Now, it seems there is something to celebrate, as Ali appears to be proving her doctors wrong—the little girl doesn’t look like she’s going to need a wheelchair any time soon. She isn’t just walking, either.
“Ali is running!” Leah says. “She’s going so much better than expected. We don’t know what the future holds, but this is proof that we should never give up hope.”
She goes on to say, “She has so much determination. We’re in awe of how she handles adversity.”
Her father isn’t quite as surprised—he has always been the optimist regarding Ali’s disability. In fact, when the diagnosis was first delivered and doctors predicted that Ali would be confined to a wheelchair for most of her life, Simms insisted that not only would this not be the case, but that one day far in the future, when she got married, he would walk his daughter down the aisle on her own two feet.

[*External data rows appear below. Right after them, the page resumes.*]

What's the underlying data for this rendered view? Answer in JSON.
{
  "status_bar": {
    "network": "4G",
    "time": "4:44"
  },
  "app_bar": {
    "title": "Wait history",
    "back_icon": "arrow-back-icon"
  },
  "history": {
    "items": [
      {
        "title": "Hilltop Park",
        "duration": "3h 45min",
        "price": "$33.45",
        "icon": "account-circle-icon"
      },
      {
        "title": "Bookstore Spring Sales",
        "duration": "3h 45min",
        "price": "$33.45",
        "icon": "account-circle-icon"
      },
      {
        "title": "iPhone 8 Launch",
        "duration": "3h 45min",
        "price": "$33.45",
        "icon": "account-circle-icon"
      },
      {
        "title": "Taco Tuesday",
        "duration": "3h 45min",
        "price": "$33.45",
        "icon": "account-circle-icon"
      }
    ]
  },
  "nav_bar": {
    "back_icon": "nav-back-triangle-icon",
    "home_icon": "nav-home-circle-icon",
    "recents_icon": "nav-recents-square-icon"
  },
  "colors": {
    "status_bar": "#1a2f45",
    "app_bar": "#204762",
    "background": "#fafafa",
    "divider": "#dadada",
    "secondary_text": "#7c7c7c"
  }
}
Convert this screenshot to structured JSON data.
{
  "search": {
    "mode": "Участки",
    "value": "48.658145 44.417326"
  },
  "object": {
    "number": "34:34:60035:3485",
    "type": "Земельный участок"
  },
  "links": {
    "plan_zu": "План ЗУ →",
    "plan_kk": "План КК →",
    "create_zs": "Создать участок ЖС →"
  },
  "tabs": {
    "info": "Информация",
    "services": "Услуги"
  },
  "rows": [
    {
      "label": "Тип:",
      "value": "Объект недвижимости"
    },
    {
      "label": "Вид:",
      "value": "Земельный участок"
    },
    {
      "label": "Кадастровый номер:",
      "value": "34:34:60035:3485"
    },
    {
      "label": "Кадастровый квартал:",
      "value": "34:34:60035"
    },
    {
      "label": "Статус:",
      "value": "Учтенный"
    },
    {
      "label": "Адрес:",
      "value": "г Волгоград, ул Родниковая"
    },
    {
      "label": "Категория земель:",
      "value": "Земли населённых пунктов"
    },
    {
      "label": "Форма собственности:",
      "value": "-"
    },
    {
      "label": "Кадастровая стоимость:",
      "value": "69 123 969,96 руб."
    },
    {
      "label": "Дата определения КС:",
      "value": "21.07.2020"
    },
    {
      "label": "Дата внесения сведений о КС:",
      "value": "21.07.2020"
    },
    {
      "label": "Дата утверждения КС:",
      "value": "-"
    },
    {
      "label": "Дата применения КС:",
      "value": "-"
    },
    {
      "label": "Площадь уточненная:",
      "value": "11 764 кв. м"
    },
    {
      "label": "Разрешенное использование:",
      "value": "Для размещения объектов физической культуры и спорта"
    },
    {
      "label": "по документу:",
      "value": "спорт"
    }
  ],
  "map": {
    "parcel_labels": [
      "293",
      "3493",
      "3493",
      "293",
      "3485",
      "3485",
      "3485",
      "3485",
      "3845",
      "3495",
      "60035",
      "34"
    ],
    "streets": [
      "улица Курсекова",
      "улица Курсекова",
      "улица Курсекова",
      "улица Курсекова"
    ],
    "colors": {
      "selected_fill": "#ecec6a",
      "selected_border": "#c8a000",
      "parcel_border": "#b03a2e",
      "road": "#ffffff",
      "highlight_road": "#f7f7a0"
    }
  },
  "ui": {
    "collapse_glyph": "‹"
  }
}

Leah, while she tries to remain positive and is ecstatic about the new development, is potentially more realistic about the eventual outcome—there is still a strong chance that one day, Ali will require a wheelchair for mobility. But for now, the little girl is zipping about on her own two feet, a sure sign that deep down, Ali is a fighter, and that’s just the sort of attitude you need to battle a condition like muscular dystrophy.
Instead of living in denial about her daughter’s future, Leah hopes that Ali continues to fight the disease and always looks for the silver lining in the issue, and she’s still thankful that Simms has chosen to be such a strong part of Ali’s life.
“Ali’s disability has really brought us closer,” she says. “We’re going to conquer this together.”
One thing is certain: while Ali’s family may be non-traditional, the little one couldn’t hope for a better support system. Meanwhile, were her doctors wrong—or simply realistic when they said Ali would be in a wheelchair the rest of her life?